Rediff India Abroad
 Rediff India Abroad Home  |  All the sections


The Web

India Abroad

Sign up today!

Mobile Downloads
Text 67333
Article Tools
Email this article
Top emailed links
Print this article
Contact the editors
Discuss this Article

Home > News > Report

Lions from Gir will not be moved to MP

Haresh Pandya in Rajkot | February 06, 2007 09:15 IST

Related Articles
More news: Gujarat

The Gujarat government has ended all speculations by announcing that not a single lion from the Gir forest in the Saurashtra peninsula will be shifted to the Kuno-Palpur sanctuary in Madhya Pradesh.

The decision has been welcomed by wildlife activists and nature lovers.

"The decision has been taken keeping in mind that in the past, too, the shifting of lions to Madhya Pradesh had proved disastrous. Translocation of several lions from Gujarat to MP first took place in 1974 and again in 1981. Besides the climate of Kuno-Palpur, which did not suit the lions, it was also observed that the lions just could not live with tigers.
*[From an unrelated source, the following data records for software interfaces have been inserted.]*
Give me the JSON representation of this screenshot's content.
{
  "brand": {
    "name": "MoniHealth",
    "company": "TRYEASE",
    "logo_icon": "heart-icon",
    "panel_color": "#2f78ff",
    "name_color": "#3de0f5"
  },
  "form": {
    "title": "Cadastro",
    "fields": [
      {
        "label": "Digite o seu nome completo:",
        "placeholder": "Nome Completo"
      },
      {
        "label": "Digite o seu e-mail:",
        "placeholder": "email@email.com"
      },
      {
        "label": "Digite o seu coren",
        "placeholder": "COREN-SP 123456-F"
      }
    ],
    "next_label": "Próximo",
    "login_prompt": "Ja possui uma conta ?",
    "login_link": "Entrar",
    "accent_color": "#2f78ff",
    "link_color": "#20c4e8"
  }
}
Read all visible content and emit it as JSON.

Some of them were reported to have been fatally attacked by tigers, which are usually stronger than them," said a forest official.
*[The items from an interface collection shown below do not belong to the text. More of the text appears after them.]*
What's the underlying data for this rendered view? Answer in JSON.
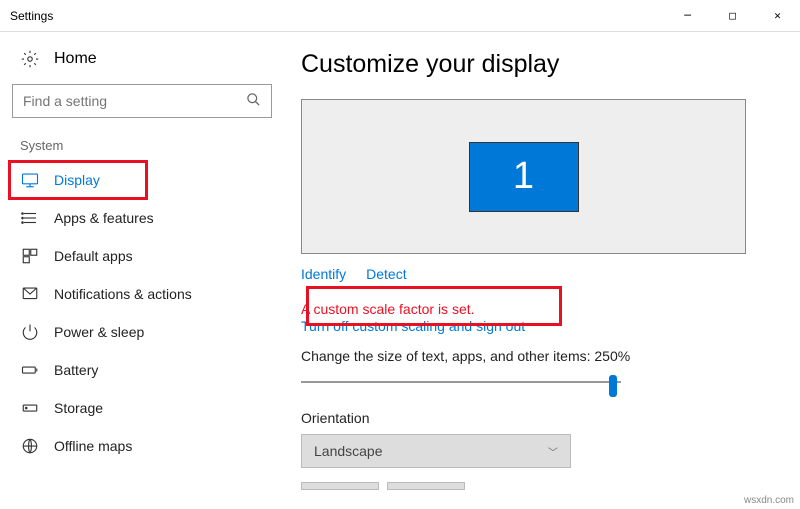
{
  "window": {
    "title": "Settings"
  },
  "sidebar": {
    "home": "Home",
    "search_placeholder": "Find a setting",
    "section": "System",
    "items": [
      {
        "label": "Display",
        "icon": "display"
      },
      {
        "label": "Apps & features",
        "icon": "apps"
      },
      {
        "label": "Default apps",
        "icon": "default-apps"
      },
      {
        "label": "Notifications & actions",
        "icon": "notifications"
      },
      {
        "label": "Power & sleep",
        "icon": "power"
      },
      {
        "label": "Battery",
        "icon": "battery"
      },
      {
        "label": "Storage",
        "icon": "storage"
      },
      {
        "label": "Offline maps",
        "icon": "maps"
      }
    ]
  },
  "main": {
    "heading": "Customize your display",
    "monitor_number": "1",
    "identify": "Identify",
    "detect": "Detect",
    "scale_warning": "A custom scale factor is set.",
    "scale_action": "Turn off custom scaling and sign out",
    "scale_label": "Change the size of text, apps, and other items: 250%",
    "orientation_label": "Orientation",
    "orientation_value": "Landscape"
  },
  "watermark": "wsxdn.com"
}
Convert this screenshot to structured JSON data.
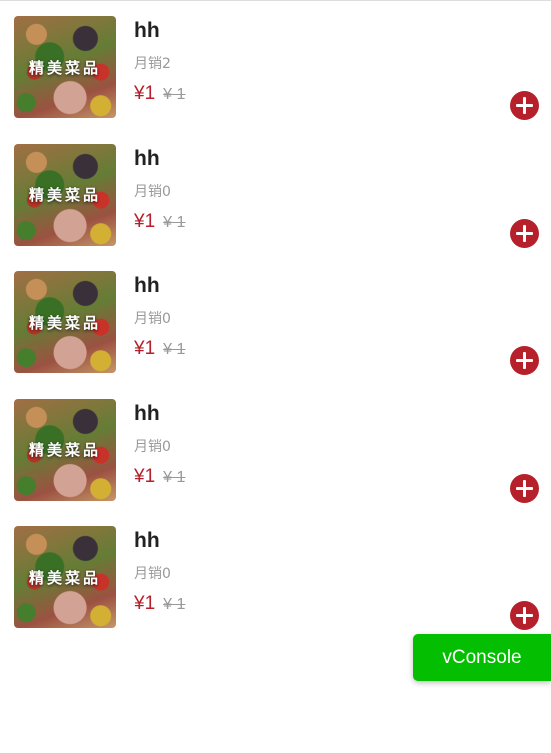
{
  "products": [
    {
      "thumb_label": "精美菜品",
      "name": "hh",
      "sales": "月销2",
      "price": "¥1",
      "old_price": "¥ 1"
    },
    {
      "thumb_label": "精美菜品",
      "name": "hh",
      "sales": "月销0",
      "price": "¥1",
      "old_price": "¥ 1"
    },
    {
      "thumb_label": "精美菜品",
      "name": "hh",
      "sales": "月销0",
      "price": "¥1",
      "old_price": "¥ 1"
    },
    {
      "thumb_label": "精美菜品",
      "name": "hh",
      "sales": "月销0",
      "price": "¥1",
      "old_price": "¥ 1"
    },
    {
      "thumb_label": "精美菜品",
      "name": "hh",
      "sales": "月销0",
      "price": "¥1",
      "old_price": "¥ 1"
    }
  ],
  "add_icon": "plus-circle-icon",
  "vconsole": {
    "label": "vConsole"
  },
  "colors": {
    "price": "#b5202a",
    "add_button": "#b5202a",
    "vconsole": "#04be02"
  }
}
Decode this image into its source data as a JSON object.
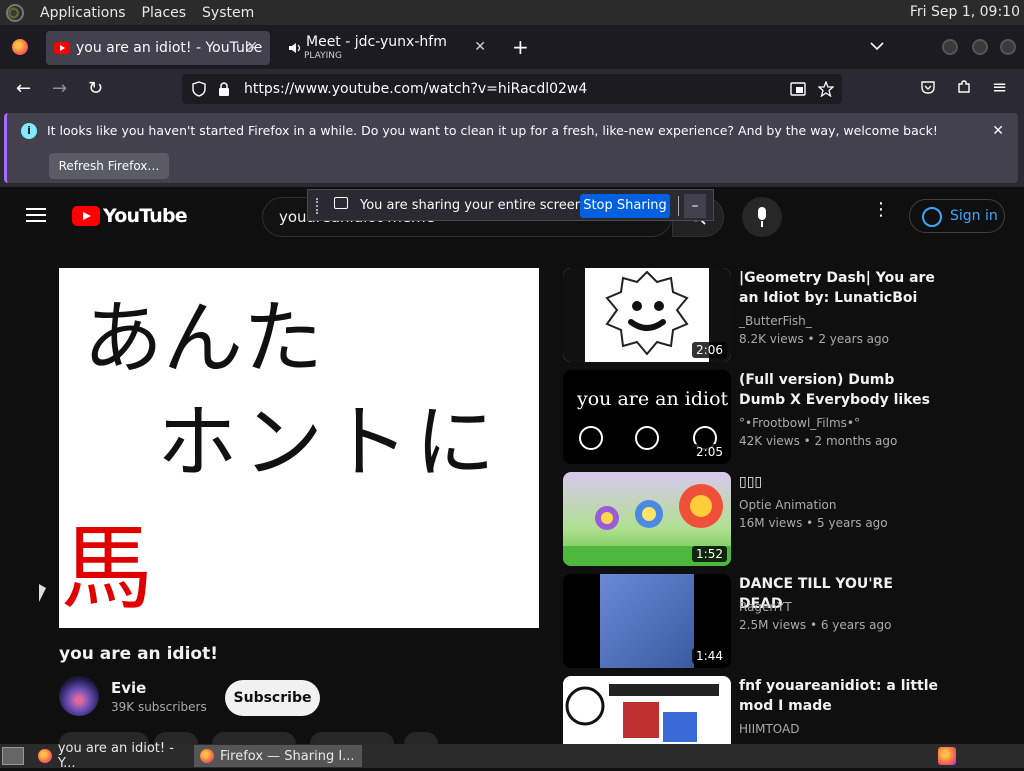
{
  "os": {
    "menu": [
      "Applications",
      "Places",
      "System"
    ],
    "clock": "Fri Sep  1, 09:10"
  },
  "tabs": [
    {
      "label": "you are an idiot! - YouTube",
      "close": "✕"
    },
    {
      "label": "Meet - jdc-yunx-hfm",
      "sub": "PLAYING",
      "close": "✕"
    }
  ],
  "toolbar": {
    "new_tab": "+",
    "tab_list": "⌄",
    "back": "←",
    "forward": "→",
    "reload": "↻",
    "menu": "≡",
    "url": "https://www.youtube.com/watch?v=hiRacdl02w4"
  },
  "notification": {
    "text": "It looks like you haven't started Firefox in a while. Do you want to clean it up for a fresh, like-new experience? And by the way, welcome back!",
    "button": "Refresh Firefox…",
    "close": "✕"
  },
  "sharing": {
    "text": "You are sharing your entire screen.",
    "stop": "Stop Sharing",
    "minimize": "–"
  },
  "youtube": {
    "logo": "YouTube",
    "search_value": "youareanidiot meme",
    "clear": "✕",
    "signin": "Sign in",
    "kebab": "⋮"
  },
  "video": {
    "line1": "あんた",
    "line2": "ホントに",
    "line3": "馬",
    "title": "you are an idiot!",
    "channel": "Evie",
    "subscribers": "39K subscribers",
    "subscribe": "Subscribe"
  },
  "recommendations": [
    {
      "title": "|Geometry Dash| You are an Idiot by: LunaticBoi (Unique…",
      "channel": "_ButterFish_",
      "meta": "8.2K views  •  2 years ago",
      "duration": "2:06"
    },
    {
      "title": "(Full version) Dumb Dumb X Everybody likes you X You are…",
      "channel": "°•Frootbowl_Films•°",
      "meta": "42K views  •  2 months ago",
      "duration": "2:05",
      "thumb_text": "you are an idiot"
    },
    {
      "title": "▯▯▯",
      "channel": "Optie Animation",
      "meta": "16M views  •  5 years ago",
      "duration": "1:52"
    },
    {
      "title": "DANCE TILL YOU'RE DEAD",
      "channel": "RagenYT",
      "meta": "2.5M views  •  6 years ago",
      "duration": "1:44"
    },
    {
      "title": "fnf youareanidiot: a little mod I made",
      "channel": "HIIMTOAD",
      "meta": "",
      "duration": ""
    }
  ],
  "taskbar": {
    "items": [
      "you are an idiot! - Y...",
      "Firefox — Sharing I..."
    ]
  },
  "colors": {
    "accent_blue": "#3ea6ff",
    "stop_sharing": "#0061e0",
    "youtube_red": "#ff0000",
    "background": "#0f0f0f"
  }
}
"The issue of translocation of the Gujarat lions to MP was raised during the two recent advisory committee meetings chaired by Prime Minister Manmohan Singh. But we made our stand clear and stated in no uncertain terms that Gujarat was not interested in shifting any of its lions to MP," said Gujarat Forest and Environment Minister Mangubhai Patel.
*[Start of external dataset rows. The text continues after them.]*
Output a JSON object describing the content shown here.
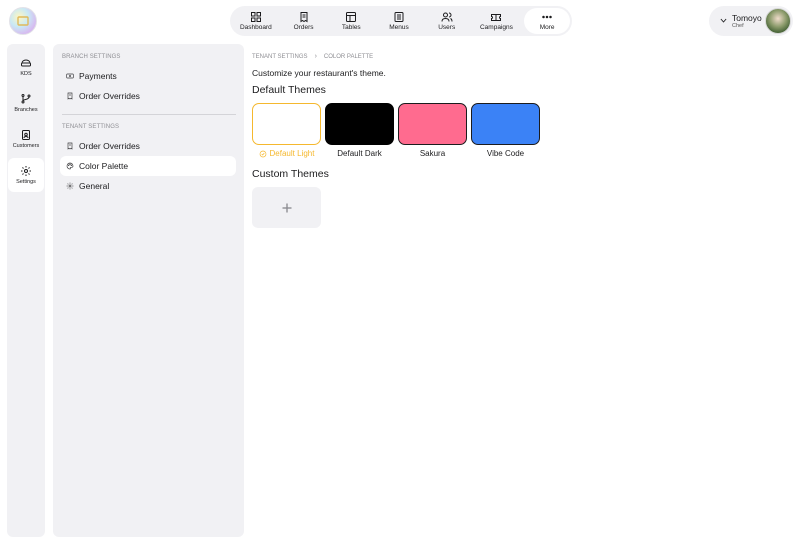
{
  "topnav": {
    "items": [
      {
        "label": "Dashboard",
        "icon": "dashboard-icon"
      },
      {
        "label": "Orders",
        "icon": "orders-icon"
      },
      {
        "label": "Tables",
        "icon": "tables-icon"
      },
      {
        "label": "Menus",
        "icon": "menus-icon"
      },
      {
        "label": "Users",
        "icon": "users-icon"
      },
      {
        "label": "Campaigns",
        "icon": "campaigns-icon"
      },
      {
        "label": "More",
        "icon": "more-icon"
      }
    ],
    "active": "More"
  },
  "user": {
    "name": "Tomoyo",
    "role": "Chef"
  },
  "rail": {
    "items": [
      {
        "label": "KDS",
        "icon": "kds-icon"
      },
      {
        "label": "Branches",
        "icon": "branches-icon"
      },
      {
        "label": "Customers",
        "icon": "customers-icon"
      },
      {
        "label": "Settings",
        "icon": "settings-icon"
      }
    ],
    "active": "Settings"
  },
  "panel": {
    "branch_title": "BRANCH SETTINGS",
    "branch_items": [
      {
        "label": "Payments",
        "icon": "payments-icon"
      },
      {
        "label": "Order Overrides",
        "icon": "order-overrides-icon"
      }
    ],
    "tenant_title": "TENANT SETTINGS",
    "tenant_items": [
      {
        "label": "Order Overrides",
        "icon": "order-overrides-icon"
      },
      {
        "label": "Color Palette",
        "icon": "palette-icon"
      },
      {
        "label": "General",
        "icon": "gear-icon"
      }
    ],
    "active": "Color Palette"
  },
  "main": {
    "breadcrumb": [
      "TENANT SETTINGS",
      "COLOR PALETTE"
    ],
    "subtitle": "Customize your restaurant's theme.",
    "default_heading": "Default Themes",
    "custom_heading": "Custom Themes",
    "themes": [
      {
        "label": "Default Light",
        "color": "#ffffff",
        "selected": true
      },
      {
        "label": "Default Dark",
        "color": "#000000",
        "selected": false
      },
      {
        "label": "Sakura",
        "color": "#ff6b8f",
        "selected": false
      },
      {
        "label": "Vibe Code",
        "color": "#3b82f6",
        "selected": false
      }
    ]
  },
  "colors": {
    "accent": "#f5b82e",
    "panel_bg": "#f1f1f4"
  }
}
Dr Singh has always maintained that the decision of whether or not to shift lions should be taken by the governments of Gujarat and MP in consultation with forest authorities and wildlife experts, keeping the interest and well-being of the animals in mind.

Gir, which is spread across 1450 sq km area (including the Mitiyala region), is now getting too congested for the lions, which keep stepping out of their principal habitat in search of prey.

They have been frequently attacking cattle and other livestock in hamlets and villages on the periphery of the sanctuary. In recent times, cases of human beings being chased and attacked by lions have also been reported.

To ease further congestion in Gir, the state government has now decided to develop the 192.35 sq km Barda Hills between Jamnagar and Porbandar, which have no corridors to the renowned forest, as an alternative and independent home for the Asiatic lions.

"To begin with, five pairs of lions will be let loose on the Barda Hills in a few months," said Patel.

Barda Hills, which is 125 km away from Gir, have a rich population of the blue bull and wild boar.

The forest department has already started a breeding centre for deer, spotted deer and rabbits. The idea is to provide a healthy and familiar atmosphere for the lions; according to forest authorities, the sanctuary will be ready for lions in about a year or so.

Plans are also afoot to develop another lion sanctuary in the 125 sq km area between Savarkundala and Mahuva in the Bhavnagar district in the near future.